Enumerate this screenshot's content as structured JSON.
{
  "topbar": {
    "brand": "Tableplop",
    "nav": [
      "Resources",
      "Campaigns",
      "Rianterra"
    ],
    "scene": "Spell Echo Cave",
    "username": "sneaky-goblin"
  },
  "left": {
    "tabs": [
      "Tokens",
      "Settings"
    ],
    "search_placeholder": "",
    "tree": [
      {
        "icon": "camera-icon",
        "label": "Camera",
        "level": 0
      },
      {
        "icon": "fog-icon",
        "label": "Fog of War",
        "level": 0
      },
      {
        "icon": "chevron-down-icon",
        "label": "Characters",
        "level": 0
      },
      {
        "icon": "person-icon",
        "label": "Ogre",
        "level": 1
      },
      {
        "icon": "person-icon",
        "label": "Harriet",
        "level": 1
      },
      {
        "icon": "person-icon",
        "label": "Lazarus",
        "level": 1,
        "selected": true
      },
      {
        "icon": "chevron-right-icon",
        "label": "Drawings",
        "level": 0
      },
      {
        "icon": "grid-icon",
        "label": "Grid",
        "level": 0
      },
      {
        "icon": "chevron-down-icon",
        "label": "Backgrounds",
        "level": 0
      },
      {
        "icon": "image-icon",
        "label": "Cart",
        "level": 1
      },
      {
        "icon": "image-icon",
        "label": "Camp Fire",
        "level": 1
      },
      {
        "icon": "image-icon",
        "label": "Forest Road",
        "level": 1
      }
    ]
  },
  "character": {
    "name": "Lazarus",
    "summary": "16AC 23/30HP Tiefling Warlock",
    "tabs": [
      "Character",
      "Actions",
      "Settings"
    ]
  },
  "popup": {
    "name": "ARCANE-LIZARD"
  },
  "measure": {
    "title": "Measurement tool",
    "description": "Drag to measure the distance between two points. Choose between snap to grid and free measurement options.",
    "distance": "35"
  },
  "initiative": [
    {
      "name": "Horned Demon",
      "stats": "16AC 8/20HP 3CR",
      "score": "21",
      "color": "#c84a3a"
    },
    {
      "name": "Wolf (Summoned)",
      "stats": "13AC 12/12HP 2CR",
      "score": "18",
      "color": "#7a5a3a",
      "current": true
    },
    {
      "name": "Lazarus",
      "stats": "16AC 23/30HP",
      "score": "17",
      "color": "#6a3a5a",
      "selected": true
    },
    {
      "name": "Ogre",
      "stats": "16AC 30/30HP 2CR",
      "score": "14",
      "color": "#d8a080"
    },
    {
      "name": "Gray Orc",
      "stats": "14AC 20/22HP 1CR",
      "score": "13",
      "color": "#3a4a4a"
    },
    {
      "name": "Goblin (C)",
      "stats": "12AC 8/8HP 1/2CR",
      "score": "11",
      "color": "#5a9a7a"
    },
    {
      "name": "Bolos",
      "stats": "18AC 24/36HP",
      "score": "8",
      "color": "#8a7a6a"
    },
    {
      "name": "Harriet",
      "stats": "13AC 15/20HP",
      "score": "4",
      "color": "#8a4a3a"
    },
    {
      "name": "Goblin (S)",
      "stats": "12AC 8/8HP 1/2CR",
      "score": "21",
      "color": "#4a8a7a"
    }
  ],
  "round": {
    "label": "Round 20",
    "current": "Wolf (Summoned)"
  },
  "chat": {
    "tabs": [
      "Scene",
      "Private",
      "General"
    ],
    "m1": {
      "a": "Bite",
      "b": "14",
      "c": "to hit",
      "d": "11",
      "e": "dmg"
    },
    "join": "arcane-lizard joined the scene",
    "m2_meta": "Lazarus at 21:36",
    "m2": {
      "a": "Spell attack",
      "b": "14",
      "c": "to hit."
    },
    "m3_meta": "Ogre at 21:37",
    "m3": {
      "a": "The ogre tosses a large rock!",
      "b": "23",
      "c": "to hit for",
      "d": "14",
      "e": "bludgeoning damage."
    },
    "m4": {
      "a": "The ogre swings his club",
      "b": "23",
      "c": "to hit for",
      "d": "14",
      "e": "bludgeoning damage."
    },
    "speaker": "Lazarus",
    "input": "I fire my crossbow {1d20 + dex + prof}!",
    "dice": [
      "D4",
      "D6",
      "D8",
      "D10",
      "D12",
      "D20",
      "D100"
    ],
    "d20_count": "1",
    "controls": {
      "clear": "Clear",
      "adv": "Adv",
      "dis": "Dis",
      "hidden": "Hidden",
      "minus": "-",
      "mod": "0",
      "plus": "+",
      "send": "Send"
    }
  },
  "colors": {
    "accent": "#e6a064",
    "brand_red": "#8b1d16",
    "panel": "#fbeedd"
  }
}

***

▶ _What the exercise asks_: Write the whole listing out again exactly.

▶ _Exercise answer_:
Enumerate this screenshot's content as structured JSON.
{
  "topbar": {
    "brand": "Tableplop",
    "nav": [
      "Resources",
      "Campaigns",
      "Rianterra"
    ],
    "scene": "Spell Echo Cave",
    "username": "sneaky-goblin"
  },
  "left": {
    "tabs": [
      "Tokens",
      "Settings"
    ],
    "search_placeholder": "",
    "tree": [
      {
        "icon": "camera-icon",
        "label": "Camera",
        "level": 0
      },
      {
        "icon": "fog-icon",
        "label": "Fog of War",
        "level": 0
      },
      {
        "icon": "chevron-down-icon",
        "label": "Characters",
        "level": 0
      },
      {
        "icon": "person-icon",
        "label": "Ogre",
        "level": 1
      },
      {
        "icon": "person-icon",
        "label": "Harriet",
        "level": 1
      },
      {
        "icon": "person-icon",
        "label": "Lazarus",
        "level": 1,
        "selected": true
      },
      {
        "icon": "chevron-right-icon",
        "label": "Drawings",
        "level": 0
      },
      {
        "icon": "grid-icon",
        "label": "Grid",
        "level": 0
      },
      {
        "icon": "chevron-down-icon",
        "label": "Backgrounds",
        "level": 0
      },
      {
        "icon": "image-icon",
        "label": "Cart",
        "level": 1
      },
      {
        "icon": "image-icon",
        "label": "Camp Fire",
        "level": 1
      },
      {
        "icon": "image-icon",
        "label": "Forest Road",
        "level": 1
      }
    ]
  },
  "character": {
    "name": "Lazarus",
    "summary": "16AC 23/30HP Tiefling Warlock",
    "tabs": [
      "Character",
      "Actions",
      "Settings"
    ]
  },
  "popup": {
    "name": "ARCANE-LIZARD"
  },
  "measure": {
    "title": "Measurement tool",
    "description": "Drag to measure the distance between two points. Choose between snap to grid and free measurement options.",
    "distance": "35"
  },
  "initiative": [
    {
      "name": "Horned Demon",
      "stats": "16AC 8/20HP 3CR",
      "score": "21",
      "color": "#c84a3a"
    },
    {
      "name": "Wolf (Summoned)",
      "stats": "13AC 12/12HP 2CR",
      "score": "18",
      "color": "#7a5a3a",
      "current": true
    },
    {
      "name": "Lazarus",
      "stats": "16AC 23/30HP",
      "score": "17",
      "color": "#6a3a5a",
      "selected": true
    },
    {
      "name": "Ogre",
      "stats": "16AC 30/30HP 2CR",
      "score": "14",
      "color": "#d8a080"
    },
    {
      "name": "Gray Orc",
      "stats": "14AC 20/22HP 1CR",
      "score": "13",
      "color": "#3a4a4a"
    },
    {
      "name": "Goblin (C)",
      "stats": "12AC 8/8HP 1/2CR",
      "score": "11",
      "color": "#5a9a7a"
    },
    {
      "name": "Bolos",
      "stats": "18AC 24/36HP",
      "score": "8",
      "color": "#8a7a6a"
    },
    {
      "name": "Harriet",
      "stats": "13AC 15/20HP",
      "score": "4",
      "color": "#8a4a3a"
    },
    {
      "name": "Goblin (S)",
      "stats": "12AC 8/8HP 1/2CR",
      "score": "21",
      "color": "#4a8a7a"
    }
  ],
  "round": {
    "label": "Round 20",
    "current": "Wolf (Summoned)"
  },
  "chat": {
    "tabs": [
      "Scene",
      "Private",
      "General"
    ],
    "m1": {
      "a": "Bite",
      "b": "14",
      "c": "to hit",
      "d": "11",
      "e": "dmg"
    },
    "join": "arcane-lizard joined the scene",
    "m2_meta": "Lazarus at 21:36",
    "m2": {
      "a": "Spell attack",
      "b": "14",
      "c": "to hit."
    },
    "m3_meta": "Ogre at 21:37",
    "m3": {
      "a": "The ogre tosses a large rock!",
      "b": "23",
      "c": "to hit for",
      "d": "14",
      "e": "bludgeoning damage."
    },
    "m4": {
      "a": "The ogre swings his club",
      "b": "23",
      "c": "to hit for",
      "d": "14",
      "e": "bludgeoning damage."
    },
    "speaker": "Lazarus",
    "input": "I fire my crossbow {1d20 + dex + prof}!",
    "dice": [
      "D4",
      "D6",
      "D8",
      "D10",
      "D12",
      "D20",
      "D100"
    ],
    "d20_count": "1",
    "controls": {
      "clear": "Clear",
      "adv": "Adv",
      "dis": "Dis",
      "hidden": "Hidden",
      "minus": "-",
      "mod": "0",
      "plus": "+",
      "send": "Send"
    }
  },
  "colors": {
    "accent": "#e6a064",
    "brand_red": "#8b1d16",
    "panel": "#fbeedd"
  }
}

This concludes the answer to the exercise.